**DATASET EXCERPTS**
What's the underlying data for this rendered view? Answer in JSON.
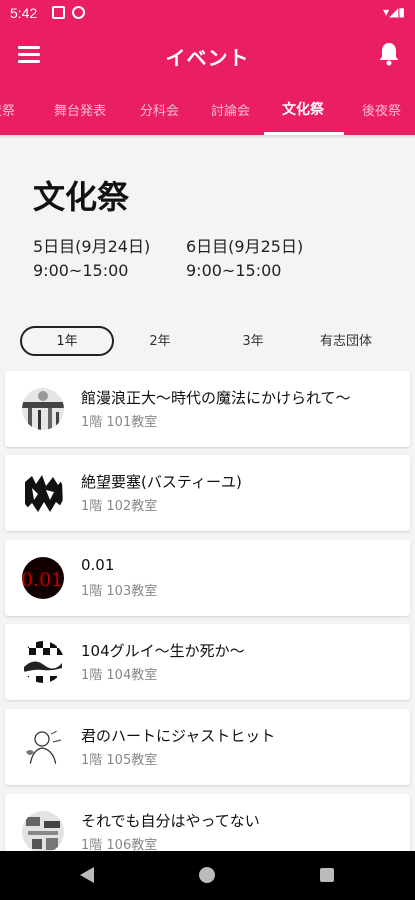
{
  "status": {
    "time": "5:42",
    "right": "▾◢▮"
  },
  "appbar": {
    "title": "イベント"
  },
  "tabs": [
    {
      "label": "前夜祭"
    },
    {
      "label": "舞台発表"
    },
    {
      "label": "分科会"
    },
    {
      "label": "討論会"
    },
    {
      "label": "文化祭"
    },
    {
      "label": "後夜祭"
    }
  ],
  "main": {
    "title": "文化祭",
    "day1": {
      "date": "5日目(9月24日)",
      "time": "9:00~15:00"
    },
    "day2": {
      "date": "6日目(9月25日)",
      "time": "9:00~15:00"
    }
  },
  "grades": [
    {
      "label": "1年"
    },
    {
      "label": "2年"
    },
    {
      "label": "3年"
    },
    {
      "label": "有志団体"
    }
  ],
  "events": [
    {
      "title": "館漫浪正大～時代の魔法にかけられて～",
      "room": "1階 101教室"
    },
    {
      "title": "絶望要塞(バスティーユ)",
      "room": "1階 102教室"
    },
    {
      "title": "0.01",
      "room": "1階 103教室",
      "logo": "0.01"
    },
    {
      "title": "104グルイ～生か死か～",
      "room": "1階 104教室"
    },
    {
      "title": "君のハートにジャストヒット",
      "room": "1階 105教室"
    },
    {
      "title": "それでも自分はやってない",
      "room": "1階 106教室"
    }
  ],
  "colors": {
    "primary": "#e91e63",
    "background": "#f4f4f4"
  }
}
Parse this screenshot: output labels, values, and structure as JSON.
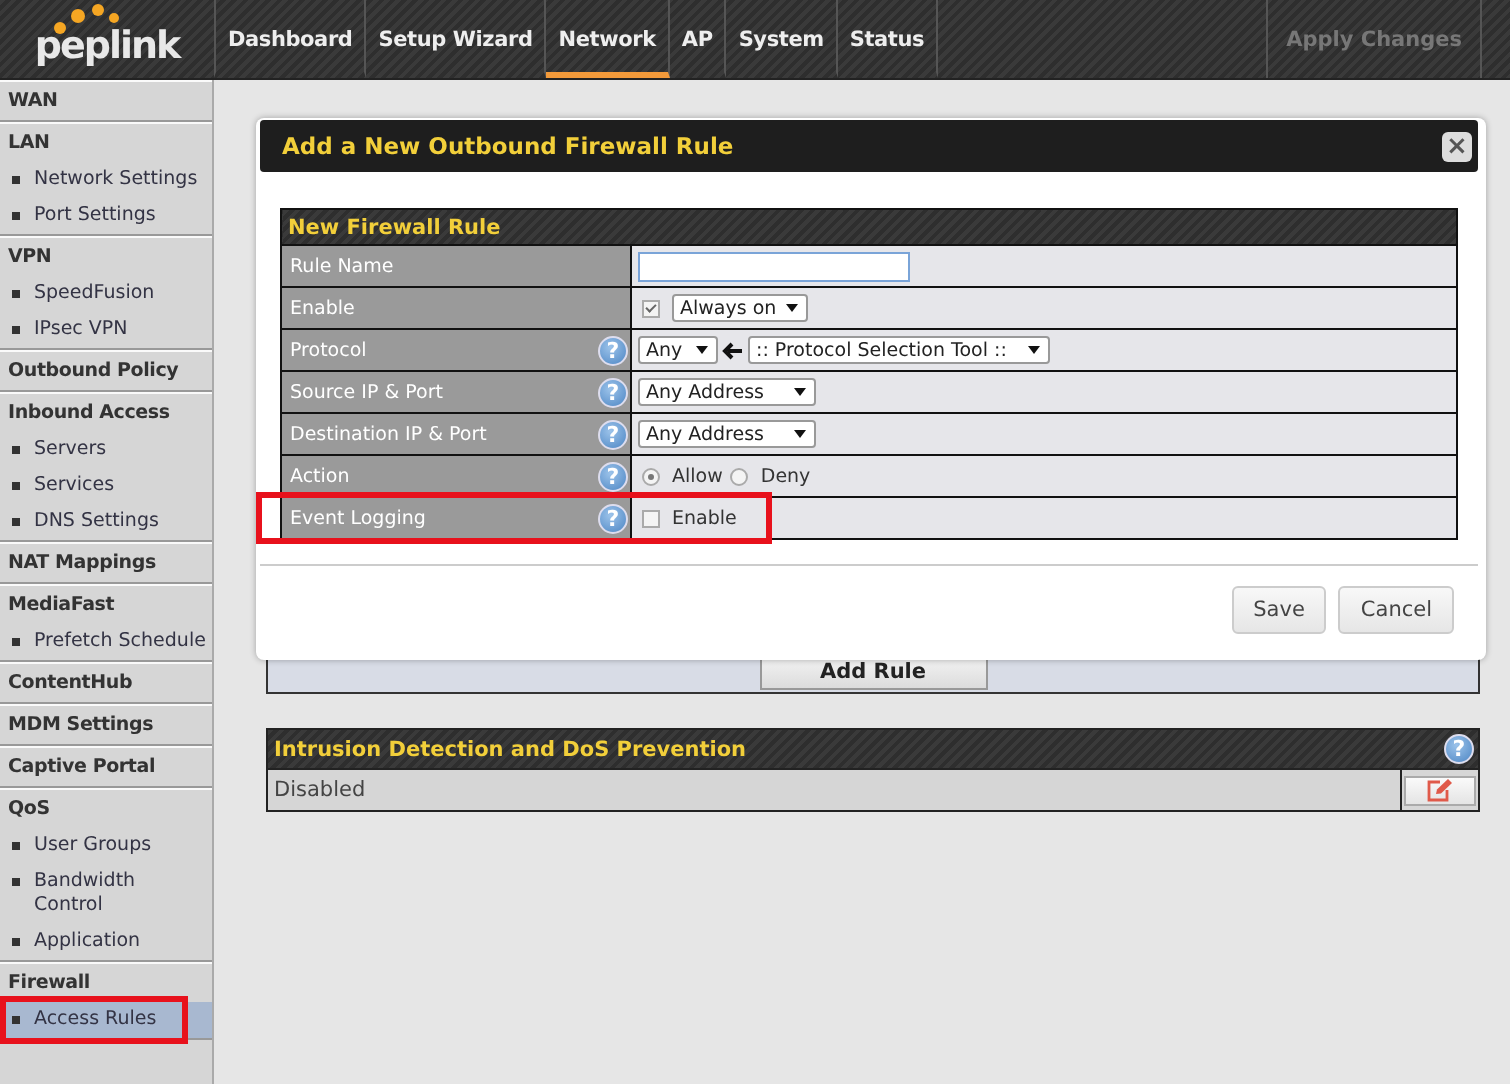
{
  "nav": {
    "logo": "peplink",
    "tabs": [
      {
        "label": "Dashboard",
        "selected": false
      },
      {
        "label": "Setup Wizard",
        "selected": false
      },
      {
        "label": "Network",
        "selected": true
      },
      {
        "label": "AP",
        "selected": false
      },
      {
        "label": "System",
        "selected": false
      },
      {
        "label": "Status",
        "selected": false
      }
    ],
    "apply": {
      "label": "Apply Changes",
      "disabled": true
    }
  },
  "sidebar": {
    "sections": [
      {
        "title": "WAN"
      },
      {
        "title": "LAN",
        "children": [
          {
            "label": "Network Settings",
            "selected": false,
            "highlighted": false
          },
          {
            "label": "Port Settings",
            "selected": false,
            "highlighted": false
          }
        ]
      },
      {
        "title": "VPN",
        "children": [
          {
            "label": "SpeedFusion",
            "selected": false,
            "highlighted": false
          },
          {
            "label": "IPsec VPN",
            "selected": false,
            "highlighted": false
          }
        ]
      },
      {
        "title": "Outbound Policy"
      },
      {
        "title": "Inbound Access",
        "children": [
          {
            "label": "Servers",
            "selected": false,
            "highlighted": false
          },
          {
            "label": "Services",
            "selected": false,
            "highlighted": false
          },
          {
            "label": "DNS Settings",
            "selected": false,
            "highlighted": false
          }
        ]
      },
      {
        "title": "NAT Mappings"
      },
      {
        "title": "MediaFast",
        "children": [
          {
            "label": "Prefetch Schedule",
            "selected": false,
            "highlighted": false
          }
        ]
      },
      {
        "title": "ContentHub"
      },
      {
        "title": "MDM Settings"
      },
      {
        "title": "Captive Portal"
      },
      {
        "title": "QoS",
        "children": [
          {
            "label": "User Groups",
            "selected": false,
            "highlighted": false
          },
          {
            "label": "Bandwidth Control",
            "selected": false,
            "highlighted": false
          },
          {
            "label": "Application",
            "selected": false,
            "highlighted": false
          }
        ]
      },
      {
        "title": "Firewall",
        "children": [
          {
            "label": "Access Rules",
            "selected": true,
            "highlighted": true
          }
        ]
      }
    ]
  },
  "modal": {
    "title": "Add a New Outbound Firewall Rule",
    "close": "×",
    "form": {
      "title": "New Firewall Rule",
      "rows": [
        {
          "kind": "text",
          "label": "Rule Name",
          "highlighted": false
        },
        {
          "kind": "checkselect",
          "label": "Enable",
          "checked": true,
          "select": "Always on",
          "highlighted": false
        },
        {
          "kind": "protocol",
          "label": "Protocol",
          "help": "?",
          "select": "Any",
          "tool": ":: Protocol Selection Tool ::",
          "highlighted": false
        },
        {
          "kind": "select",
          "label": "Source IP & Port",
          "help": "?",
          "select": "Any Address",
          "highlighted": false
        },
        {
          "kind": "select",
          "label": "Destination IP & Port",
          "help": "?",
          "select": "Any Address",
          "highlighted": false
        },
        {
          "kind": "radio",
          "label": "Action",
          "help": "?",
          "options": [
            {
              "label": "Allow",
              "selected": true
            },
            {
              "label": "Deny",
              "selected": false
            }
          ],
          "highlighted": false
        },
        {
          "kind": "checkbox",
          "label": "Event Logging",
          "help": "?",
          "checked": false,
          "option": "Enable",
          "highlighted": true
        }
      ]
    },
    "buttons": [
      "Save",
      "Cancel"
    ]
  },
  "add_rule": "Add Rule",
  "ids_panel": {
    "title": "Intrusion Detection and DoS Prevention",
    "help": "?",
    "value": "Disabled"
  }
}
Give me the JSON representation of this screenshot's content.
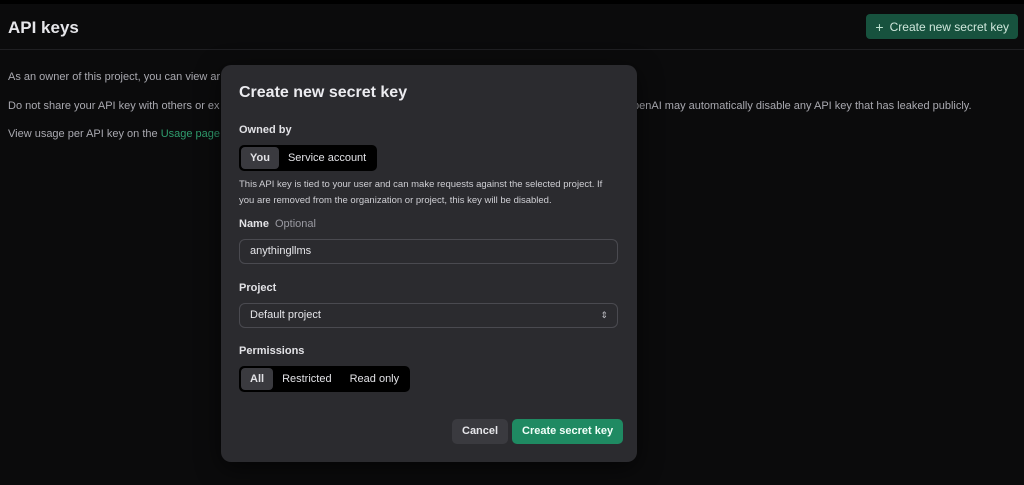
{
  "colors": {
    "background": "#0b0b0c",
    "modal": "#2b2b2f",
    "accent": "#1f8a62",
    "header_button": "#17523e",
    "link": "#2f9d6e"
  },
  "header": {
    "title": "API keys",
    "create_button": "Create new secret key",
    "create_icon": "plus-icon"
  },
  "background_text": {
    "line1": "As an owner of this project, you can view ar",
    "line2": "Do not share your API key with others or ex",
    "line2_right": "penAI may automatically disable any API key that has leaked publicly.",
    "line3_prefix": "View usage per API key on the ",
    "line3_link": "Usage page."
  },
  "modal": {
    "title": "Create new secret key",
    "owned_by": {
      "label": "Owned by",
      "options": [
        "You",
        "Service account"
      ],
      "selected": "You"
    },
    "description": "This API key is tied to your user and can make requests against the selected project. If you are removed from the organization or project, this key will be disabled.",
    "name": {
      "label": "Name",
      "optional": "Optional",
      "value": "anythingllms"
    },
    "project": {
      "label": "Project",
      "value": "Default project",
      "icon": "chevron-up-down-icon"
    },
    "permissions": {
      "label": "Permissions",
      "options": [
        "All",
        "Restricted",
        "Read only"
      ],
      "selected": "All"
    },
    "buttons": {
      "cancel": "Cancel",
      "create": "Create secret key"
    }
  }
}
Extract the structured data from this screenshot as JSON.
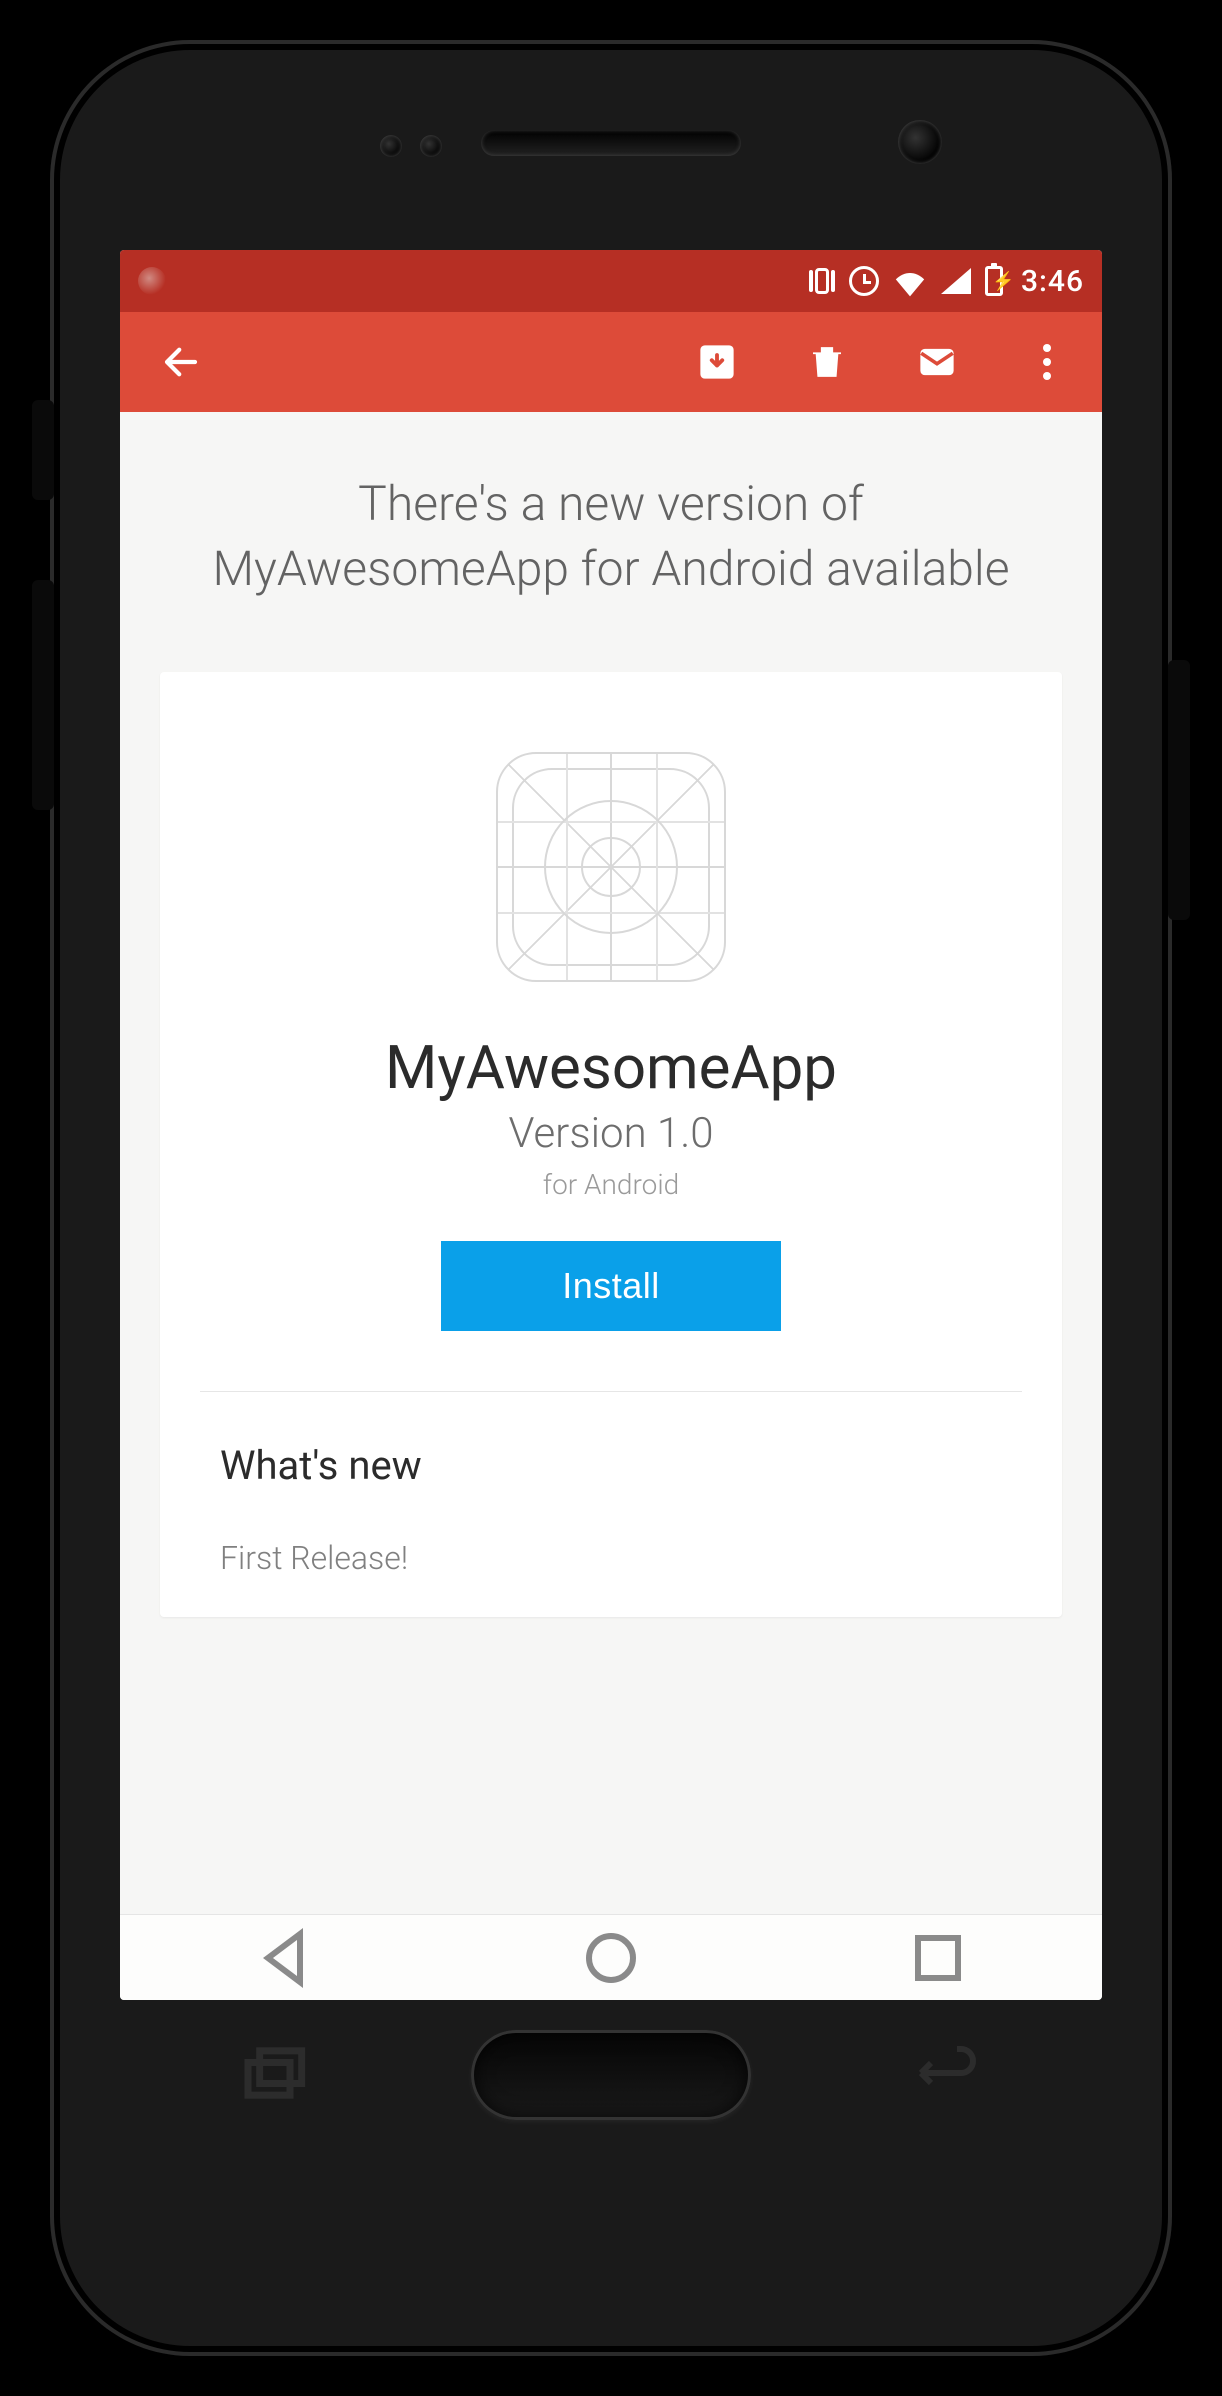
{
  "colors": {
    "status_bar": "#b62f24",
    "app_bar": "#dd4b39",
    "accent": "#0aa0e9"
  },
  "status": {
    "time": "3:46"
  },
  "email": {
    "subject": "There's a new version of MyAwesomeApp for Android available"
  },
  "app": {
    "name": "MyAwesomeApp",
    "version_label": "Version 1.0",
    "platform_label": "for Android",
    "install_button": "Install"
  },
  "whats_new": {
    "title": "What's new",
    "notes": "First Release!"
  }
}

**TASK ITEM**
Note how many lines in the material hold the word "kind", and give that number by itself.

**WRITTEN RESPONSE**
7